Onward from the lonesome guitar plucking that opens up “Hear The Way She Talks,” She Talks Silence crafts catchy tunes that she quickly finds way to subvert. “She’s Not Going Back” features slightly blurred vocals sandwiched between dusty samples. “Josef” shrouds STS’s vocals into further shadows while metallic slices interrupt the song, while jarring electronics kick-off the fidgety shuffle of “Complexe Elegant.” Even her more straightforward moments start sounding off with repeated listens. “Quiet Sun” sports the album’s most upbeat lyrics (“here’s a song for holy sunshine/delicate and tiny sunshine”) but the abrasive guitars make those words sound like they are coming from someone who hasn’t seen sunrays in sometime. “Again & Again,” She Talks Silence’s best stab at a single here, becomes uncomfortable over time. The bright guitar lines and bouncy thumping eventually turn into a doomed loop, the desperate vocals clinging to a hopeless desire doomed to be lusted after for far too long. On a lot of albums, the minute-and-a-half keyboard and vocal fart around “Sorry For Laughing (But It’s Kind Of Phoney)” would feel like filler. Within the dimly lit world of Noise And Novels it feels like vital atmosphere, a creepy dream sequence propped up in a David Lynch project.

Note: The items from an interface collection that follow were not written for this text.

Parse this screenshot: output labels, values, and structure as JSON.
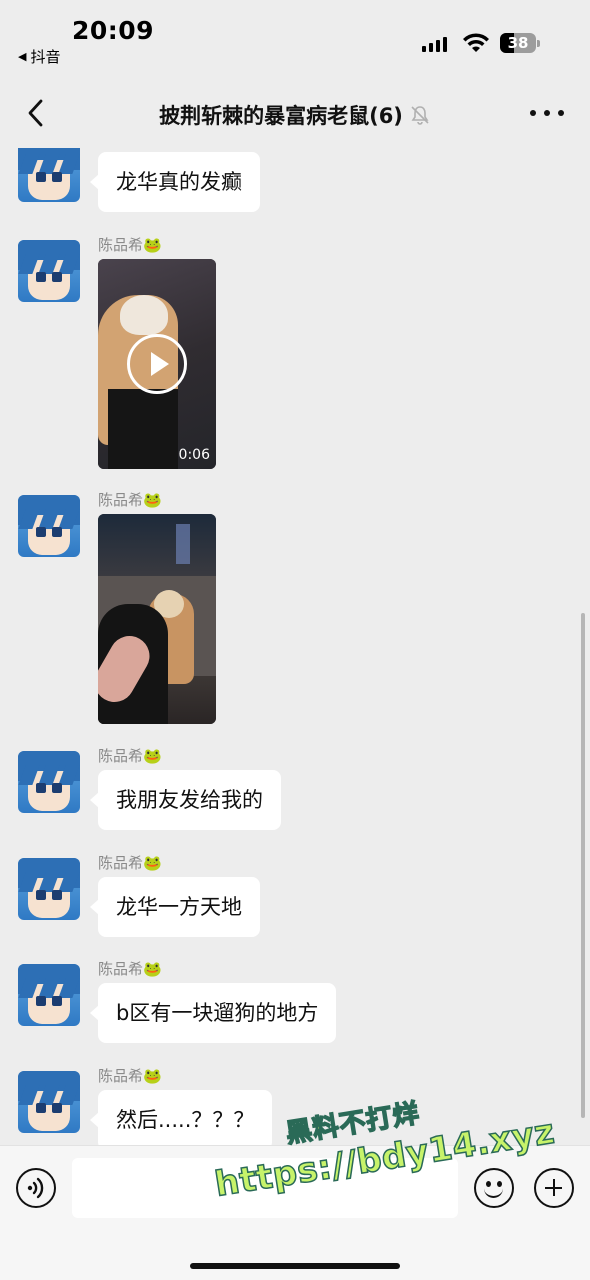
{
  "status_bar": {
    "time": "20:09",
    "back_app": "抖音",
    "battery": "38"
  },
  "nav": {
    "title": "披荆斩棘的暴富病老鼠(6)",
    "back_icon": "chevron-left-icon",
    "mute_icon": "bell-slash-icon",
    "more_icon": "ellipsis-icon"
  },
  "messages": [
    {
      "type": "text",
      "sender": "",
      "text": "龙华真的发癫"
    },
    {
      "type": "video",
      "sender": "陈品希🐸",
      "duration": "0:06"
    },
    {
      "type": "image",
      "sender": "陈品希🐸"
    },
    {
      "type": "text",
      "sender": "陈品希🐸",
      "text": "我朋友发给我的"
    },
    {
      "type": "text",
      "sender": "陈品希🐸",
      "text": "龙华一方天地"
    },
    {
      "type": "text",
      "sender": "陈品希🐸",
      "text": "b区有一块遛狗的地方"
    },
    {
      "type": "text",
      "sender": "陈品希🐸",
      "text": "然后.....？？？"
    }
  ],
  "input_bar": {
    "placeholder": "",
    "voice_icon": "voice-icon",
    "emoji_icon": "emoji-icon",
    "plus_icon": "plus-icon"
  },
  "watermark": {
    "line1": "黑料不打烊",
    "line2": "https://bdy14.xyz"
  },
  "colors": {
    "background": "#ededed",
    "bubble": "#ffffff",
    "sender_text": "#8a8a8a",
    "watermark_fill": "#c7f36a"
  }
}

Though the theme of urban isolation could easily be applied to any part of Japan…or our recession-plagued, Twitter-addled world…She Talks Silence has created a distinctively Tokyo-centric album. Though something like Lost In Translation…or, to some degree, Enter The Void…paints the sprawling metropolis as a giant, blinking slot machine. Yet lost within all those Skittles-bright lights is how isolating the place can be, how easy it is to shut out the outside world and be disconnected from fellow people (please see Shutting Out The Sun and the works of Tsai Ming-Liang). Amidst all the noise hides a muffled voice. STS’s lines about worshiping sunlight, or the lyrics of “Josef” which tackle life “in the city” directly and confront interactions with people who are “a fiction,” reveal someone trying to connect to the greater world through their art. In this way, Noise And Novels isn’t that thematically different from Kanye’s masterpiece…both albums find their author trying, to some degree, to find their place in the world (“Lost In The World” anyone?). Yeezy has an all-star cast to help him…She Talks Silence has two other players at most and a lot of longing.
By the end of Noise And Novels, She Talks Silence gets slightly less bleak. “Sometimes I’m up/Sometimes I’m down/Take a free ride through the town, and slow down,” she sings in the head-raised “Tails Of The New Age,” making peace with the world around her and giving it an honest go to make things better. It all ends with the melancholy strums of “I Know It’s Over,” a final wave to whatever brought her down. This album isn’t a grand statement of any sort but rather a small personal journey, a testament to the individual in a time where it’s so easy for that idea to get lost in the movements of the everyday. In 2010, that’s a triumph, which is why Kanye tops so many lists this year and Noise And Novels finishes number one here.